Have a foul mouth? It might actually benefit you when it comes to pain management. A study from Keele University in England took a look at how an outburst of swearing can help people deal with pain.
Sixty-seven college students took part in the initial study. First, they were asked for their five favorite curses — things they might say after accidentally whacking a thumb with a hammer. I know what I’d say in that situation, and it’s not pretty!
The students were then asked to hold one hand in icy water for as long as they could bear it. The students who rattled off their top five curses were able to stand the painfully cold water longer than those who kept quiet — an average 155 seconds, compared to an average 115 seconds for those who suffered in silence.
Study participants reported feeling less pain in the cold water while cursing. They also experienced less anxiety and less fear of the pain itself! This led researchers to think that cursing is more than just a distraction or emotional release.

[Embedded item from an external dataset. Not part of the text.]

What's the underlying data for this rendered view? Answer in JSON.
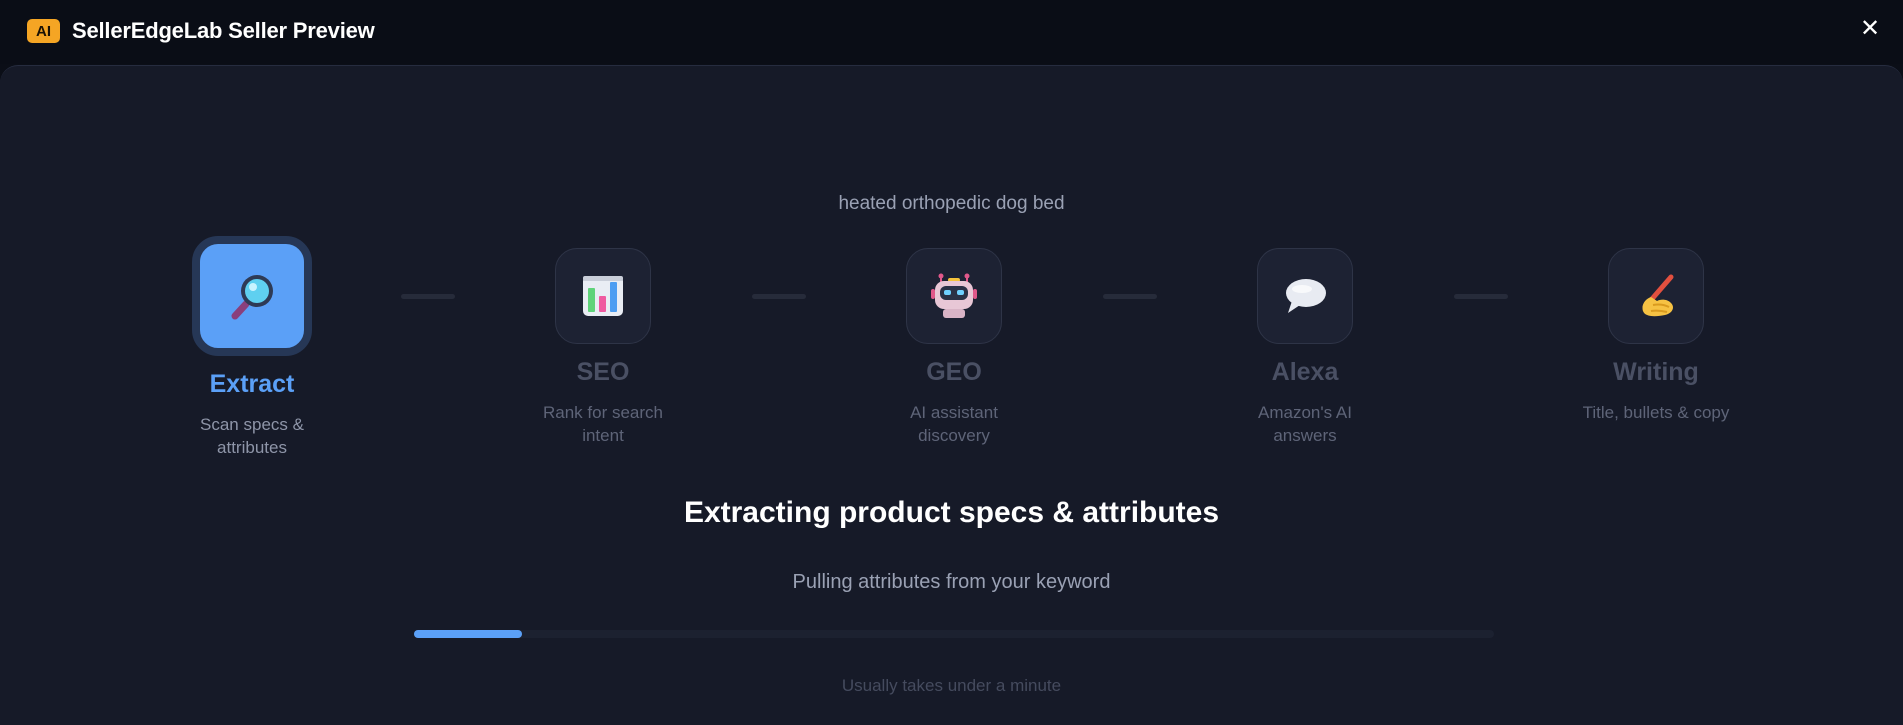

Distraction from the pain is a great pain management technique — but it seems that cursing did more than that. During the study, the students who swore a blue streak also had increased heart rates (it was noticed in both genders, but women’s heart rates increased more than men’s). Researchers feel that this indicates an aggressive response — that the cursing activates a sort of fight-or-flight reaction.

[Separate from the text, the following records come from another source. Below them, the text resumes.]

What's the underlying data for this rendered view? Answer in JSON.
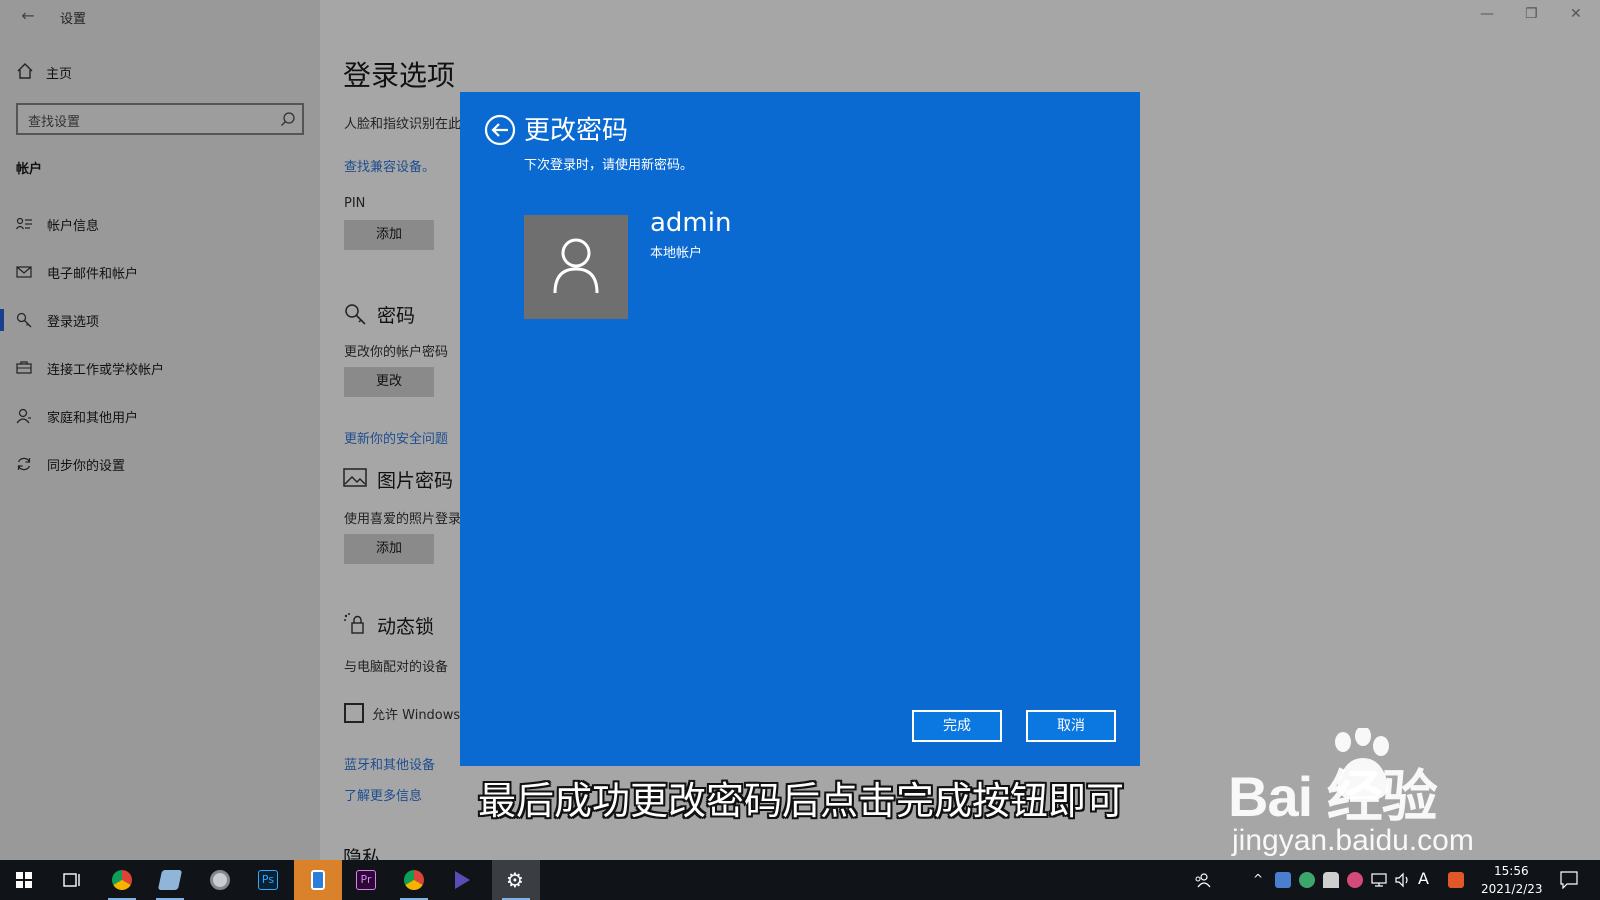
{
  "window": {
    "title": "设置"
  },
  "sidebar": {
    "home_label": "主页",
    "search_placeholder": "查找设置",
    "section_heading": "帐户",
    "items": [
      {
        "label": "帐户信息",
        "icon": "account-info-icon"
      },
      {
        "label": "电子邮件和帐户",
        "icon": "mail-icon"
      },
      {
        "label": "登录选项",
        "icon": "key-icon",
        "active": true
      },
      {
        "label": "连接工作或学校帐户",
        "icon": "briefcase-icon"
      },
      {
        "label": "家庭和其他用户",
        "icon": "person-icon"
      },
      {
        "label": "同步你的设置",
        "icon": "sync-icon"
      }
    ]
  },
  "main": {
    "title": "登录选项",
    "face_text": "人脸和指纹识别在此",
    "find_devices_link": "查找兼容设备。",
    "pin_label": "PIN",
    "pin_add": "添加",
    "password_heading": "密码",
    "password_desc": "更改你的帐户密码",
    "password_change": "更改",
    "security_link": "更新你的安全问题",
    "picture_heading": "图片密码",
    "picture_desc": "使用喜爱的照片登录",
    "picture_add": "添加",
    "dynamic_heading": "动态锁",
    "dynamic_desc": "与电脑配对的设备",
    "allow_windows": "允许 Windows",
    "bluetooth_link": "蓝牙和其他设备",
    "learn_more_link": "了解更多信息",
    "privacy_heading": "隐私"
  },
  "dialog": {
    "title": "更改密码",
    "subtitle": "下次登录时，请使用新密码。",
    "user_name": "admin",
    "account_type": "本地帐户",
    "finish_label": "完成",
    "cancel_label": "取消"
  },
  "caption": "最后成功更改密码后点击完成按钮即可",
  "watermark": {
    "logo": "Bai  经验",
    "url": "jingyan.baidu.com"
  },
  "taskbar": {
    "time": "15:56",
    "date": "2021/2/23",
    "ime": "A"
  },
  "colors": {
    "dialog_bg": "#0a6ad1",
    "button_bg": "#0a78e0",
    "link": "#1f4d8f",
    "taskbar": "#101318"
  }
}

Other studies have looked at the emotional release aspect of cursing, but not at the physical side of things. Letting a few inappropriate words slip out can help vent anger, fear, surprise, or frustration.

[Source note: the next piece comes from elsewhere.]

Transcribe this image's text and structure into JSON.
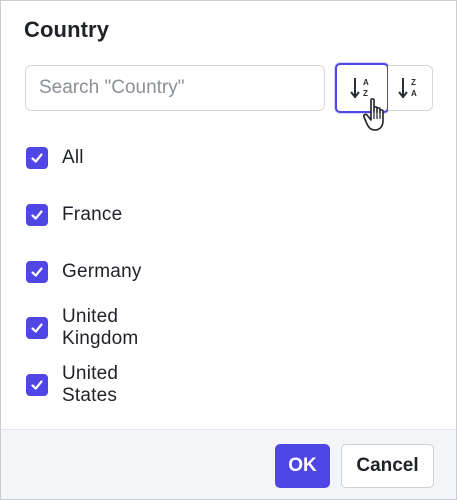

Now we’re beginning to see evidence that swearing has a physical impact on the body, too! Next time I hit my thumb with a hammer, I won’t feel quite so bad if I say a naughty word.